Your task:
From the records below, copy each line in which the string "surplus" occurs.

Extracted records:
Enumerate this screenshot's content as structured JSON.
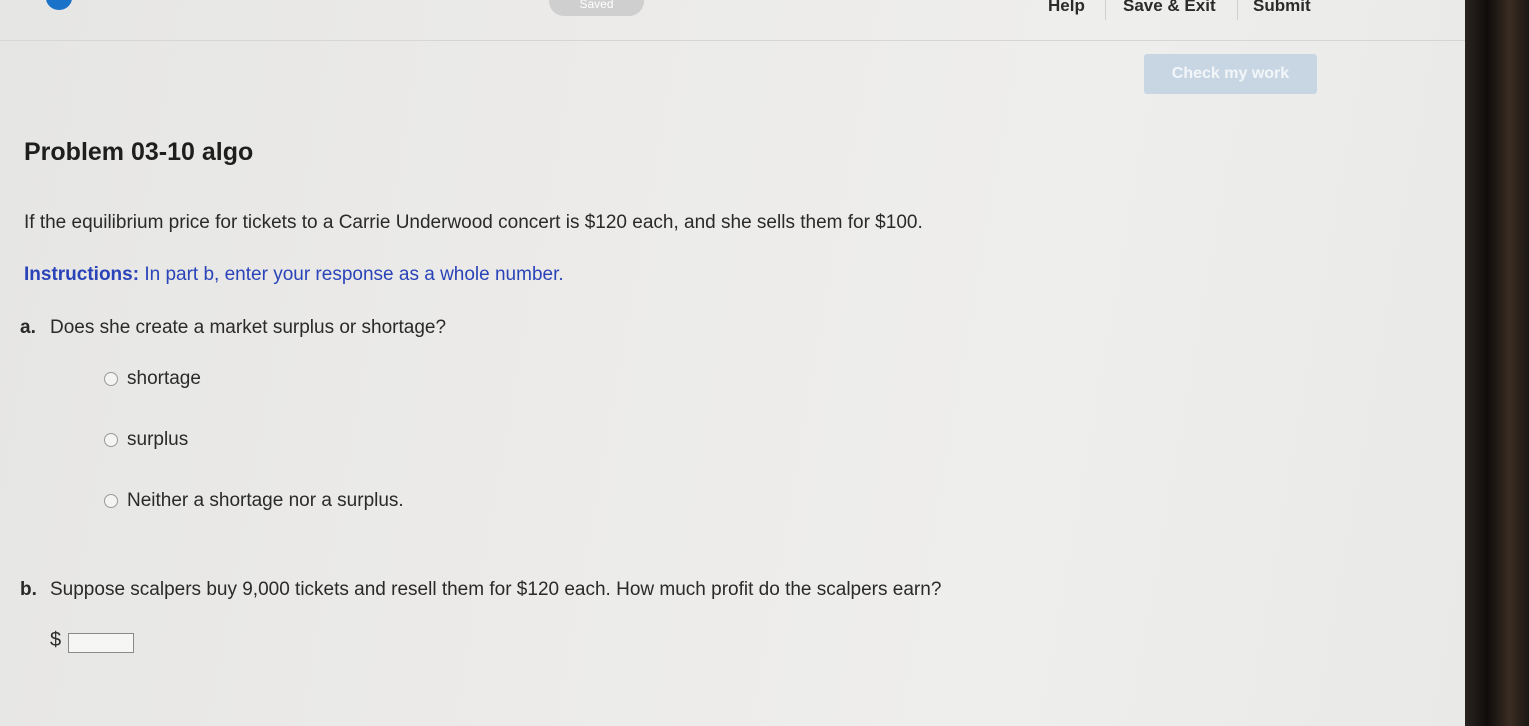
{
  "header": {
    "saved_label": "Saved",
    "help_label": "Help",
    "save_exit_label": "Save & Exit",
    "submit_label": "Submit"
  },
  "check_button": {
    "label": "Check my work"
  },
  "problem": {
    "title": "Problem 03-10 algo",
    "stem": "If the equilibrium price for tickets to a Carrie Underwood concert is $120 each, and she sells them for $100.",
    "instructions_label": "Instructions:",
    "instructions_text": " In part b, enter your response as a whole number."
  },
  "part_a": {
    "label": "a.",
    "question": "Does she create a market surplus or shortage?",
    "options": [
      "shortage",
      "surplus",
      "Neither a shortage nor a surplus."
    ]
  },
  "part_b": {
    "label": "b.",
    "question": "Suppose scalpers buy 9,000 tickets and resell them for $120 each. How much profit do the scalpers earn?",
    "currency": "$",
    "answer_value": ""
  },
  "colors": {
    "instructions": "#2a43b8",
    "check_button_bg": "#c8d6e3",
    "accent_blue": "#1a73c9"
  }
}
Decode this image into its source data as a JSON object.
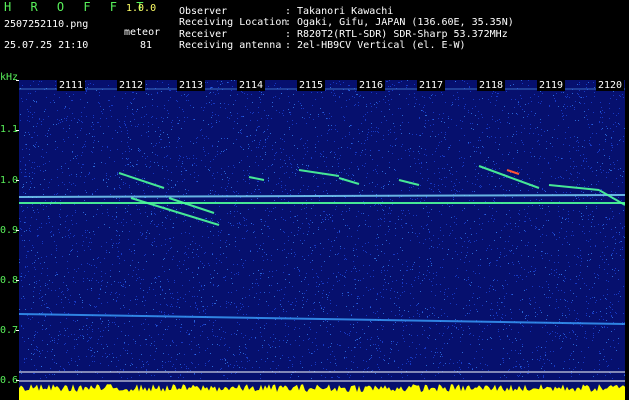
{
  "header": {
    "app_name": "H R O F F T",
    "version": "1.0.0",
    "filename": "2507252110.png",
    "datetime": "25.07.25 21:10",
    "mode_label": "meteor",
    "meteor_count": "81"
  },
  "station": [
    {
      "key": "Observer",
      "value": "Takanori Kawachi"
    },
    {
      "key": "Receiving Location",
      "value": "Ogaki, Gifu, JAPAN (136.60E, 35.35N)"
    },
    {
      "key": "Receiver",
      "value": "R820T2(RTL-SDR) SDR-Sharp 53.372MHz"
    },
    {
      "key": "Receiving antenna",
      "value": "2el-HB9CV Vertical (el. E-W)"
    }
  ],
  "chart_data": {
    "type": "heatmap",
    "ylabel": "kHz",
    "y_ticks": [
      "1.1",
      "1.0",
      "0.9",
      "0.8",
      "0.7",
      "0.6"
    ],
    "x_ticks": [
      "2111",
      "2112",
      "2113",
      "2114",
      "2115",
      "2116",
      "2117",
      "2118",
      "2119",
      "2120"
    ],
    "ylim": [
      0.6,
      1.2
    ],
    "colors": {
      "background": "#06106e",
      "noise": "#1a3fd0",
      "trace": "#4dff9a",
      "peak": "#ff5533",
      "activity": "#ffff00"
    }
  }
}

Finished exercise:
    "question": "Does she create a market surplus or shortage?",
      "surplus",
      "Neither a shortage nor a surplus."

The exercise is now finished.